Ok. So here ends my tirade. But I'm not letting this go. If you have suggestions for how I can calmly approach the situation to get my several hundred dollars, I'd love to hear them. . .

And I'm thinking of writing a big long letter explaining what a horrible system they have set up-- my personal feelings aside, they really should offer better service to their employees, and it'd be SO FREAKING simple to do so (okay that's the second time I've used the word "freaking." Sorry 'bout that). Think it's worth it? Should I wait until after the school year is over (I'll be taking an extended, 2-year leave after this year and I'm not sure I'll return after it.).

So I decided that instead of being all huffy about this issue, I would do some information gathering first. I called the flexible spending company, and they explained that were I reported as on Family Medical Leave (under FMLA) instead of terminated, I would be able to access the money I contributed prior to my leave for services provided prior to my leave.

Of course, this means I need my school district to contact the Flex company and actually admit they made an error and incorrectly reported me as terminated instead of on FML.

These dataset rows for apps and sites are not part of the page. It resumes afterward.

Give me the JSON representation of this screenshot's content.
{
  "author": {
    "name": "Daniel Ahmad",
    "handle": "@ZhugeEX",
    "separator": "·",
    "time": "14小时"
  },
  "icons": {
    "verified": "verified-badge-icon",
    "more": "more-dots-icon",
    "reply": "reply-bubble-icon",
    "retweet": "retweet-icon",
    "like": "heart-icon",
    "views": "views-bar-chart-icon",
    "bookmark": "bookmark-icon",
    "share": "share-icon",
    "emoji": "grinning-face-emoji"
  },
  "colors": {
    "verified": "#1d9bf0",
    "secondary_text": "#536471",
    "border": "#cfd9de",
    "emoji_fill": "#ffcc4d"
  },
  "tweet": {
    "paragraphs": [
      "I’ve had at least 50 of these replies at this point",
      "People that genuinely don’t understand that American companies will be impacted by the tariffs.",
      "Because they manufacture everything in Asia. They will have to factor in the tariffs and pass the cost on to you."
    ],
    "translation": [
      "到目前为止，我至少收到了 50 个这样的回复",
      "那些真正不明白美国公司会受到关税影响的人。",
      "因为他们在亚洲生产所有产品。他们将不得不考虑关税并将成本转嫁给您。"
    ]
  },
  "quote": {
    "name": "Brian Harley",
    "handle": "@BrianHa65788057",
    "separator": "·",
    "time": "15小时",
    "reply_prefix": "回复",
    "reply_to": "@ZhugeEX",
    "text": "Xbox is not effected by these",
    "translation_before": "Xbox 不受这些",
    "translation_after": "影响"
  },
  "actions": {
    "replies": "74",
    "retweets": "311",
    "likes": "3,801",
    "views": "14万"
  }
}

I've left e-mails with all possible relevant parties and e-mailed them, as well as their direct supervisor to see if we can't avert catastrophe and resolve the problem. Of course we're working against a deadline now-- they have to fix the error before the March 30th deadline for me to still have access to the funds? Think it will work?

I'm feeling a little optimistic about it. I mean it just takes a phone call or an e-mail to clarify the mistake, right?


Jodie said...

OMG! Reading your post makes ME want to scream! It all sounds confusing to me(you explained it very well--I haven't had enough coffee yet), but you have to get your money back! It sounds as if your district office personnel are a bit confused by the system too. Maybe writing a letter to the people who are holding your money might get the ball rolling? Ugh! You shouldn't have to put so much energy into fixing a huge mistake made by the people whose JOB it is to file paperwork and keep things in order!! Maybe you should call the people who sent that letter and ask to speak to whoever is in charge.

Ron and Julie said...

What a fiasco! I wouldn't wait at all lest they use that as an excuse to drag their feet later. Can you give them a time-line? Say, five days until they notify the flex company before you go to the labor commission or whoever for your city handles the fair and nondiscriminatory practices for employees. It is a ridiculous situation. I hope you are getting the names of every boob you have talked to.